■ Task requirements: Below are the records; count how many of their lines contain the word "музыкальных" and give that number only.

■ Given data:
[Start of section]
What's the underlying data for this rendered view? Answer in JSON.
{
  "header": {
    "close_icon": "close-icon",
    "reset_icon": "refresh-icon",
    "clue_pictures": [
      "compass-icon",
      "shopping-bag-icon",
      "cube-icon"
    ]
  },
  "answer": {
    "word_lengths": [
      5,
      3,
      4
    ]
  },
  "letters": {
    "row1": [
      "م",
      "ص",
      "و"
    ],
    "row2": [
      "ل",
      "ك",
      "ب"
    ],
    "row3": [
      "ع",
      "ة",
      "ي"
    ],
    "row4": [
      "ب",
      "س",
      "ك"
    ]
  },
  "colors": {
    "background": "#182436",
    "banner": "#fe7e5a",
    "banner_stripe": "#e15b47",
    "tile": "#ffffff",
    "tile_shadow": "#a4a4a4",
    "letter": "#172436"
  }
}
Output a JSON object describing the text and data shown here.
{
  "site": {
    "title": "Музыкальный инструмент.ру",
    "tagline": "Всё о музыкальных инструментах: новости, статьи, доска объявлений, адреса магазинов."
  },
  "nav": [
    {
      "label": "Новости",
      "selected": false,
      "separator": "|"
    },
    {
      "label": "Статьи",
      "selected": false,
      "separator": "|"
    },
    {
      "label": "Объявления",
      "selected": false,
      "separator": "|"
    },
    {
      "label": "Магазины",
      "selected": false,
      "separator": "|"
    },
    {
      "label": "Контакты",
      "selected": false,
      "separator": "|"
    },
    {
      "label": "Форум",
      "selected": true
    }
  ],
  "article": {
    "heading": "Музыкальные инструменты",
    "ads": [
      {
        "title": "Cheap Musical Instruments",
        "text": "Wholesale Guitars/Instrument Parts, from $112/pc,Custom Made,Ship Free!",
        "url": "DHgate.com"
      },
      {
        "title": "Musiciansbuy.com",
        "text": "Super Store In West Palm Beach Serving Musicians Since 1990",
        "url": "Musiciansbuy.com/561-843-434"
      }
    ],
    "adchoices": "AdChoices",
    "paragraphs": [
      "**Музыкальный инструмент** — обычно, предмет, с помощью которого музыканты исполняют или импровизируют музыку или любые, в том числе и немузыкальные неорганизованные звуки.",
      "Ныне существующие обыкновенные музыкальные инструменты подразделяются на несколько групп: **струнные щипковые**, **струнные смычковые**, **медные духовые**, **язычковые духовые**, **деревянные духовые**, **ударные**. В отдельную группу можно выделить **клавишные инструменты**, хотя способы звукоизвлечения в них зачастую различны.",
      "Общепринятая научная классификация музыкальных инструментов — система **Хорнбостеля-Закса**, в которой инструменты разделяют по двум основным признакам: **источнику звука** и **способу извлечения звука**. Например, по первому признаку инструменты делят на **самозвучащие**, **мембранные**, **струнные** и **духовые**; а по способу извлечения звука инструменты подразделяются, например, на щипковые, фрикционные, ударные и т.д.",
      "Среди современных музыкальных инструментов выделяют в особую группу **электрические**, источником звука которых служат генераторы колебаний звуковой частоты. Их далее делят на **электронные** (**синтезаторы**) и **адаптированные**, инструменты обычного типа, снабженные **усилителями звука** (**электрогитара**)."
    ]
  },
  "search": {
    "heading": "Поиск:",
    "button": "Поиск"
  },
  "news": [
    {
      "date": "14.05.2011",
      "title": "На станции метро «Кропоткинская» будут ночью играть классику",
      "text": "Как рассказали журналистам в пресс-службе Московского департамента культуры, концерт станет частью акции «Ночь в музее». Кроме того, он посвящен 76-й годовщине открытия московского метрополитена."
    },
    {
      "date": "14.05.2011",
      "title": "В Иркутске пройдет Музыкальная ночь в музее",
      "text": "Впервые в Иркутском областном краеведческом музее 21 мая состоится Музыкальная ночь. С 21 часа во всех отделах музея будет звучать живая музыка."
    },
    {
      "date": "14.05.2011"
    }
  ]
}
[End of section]
■ Answer space: 3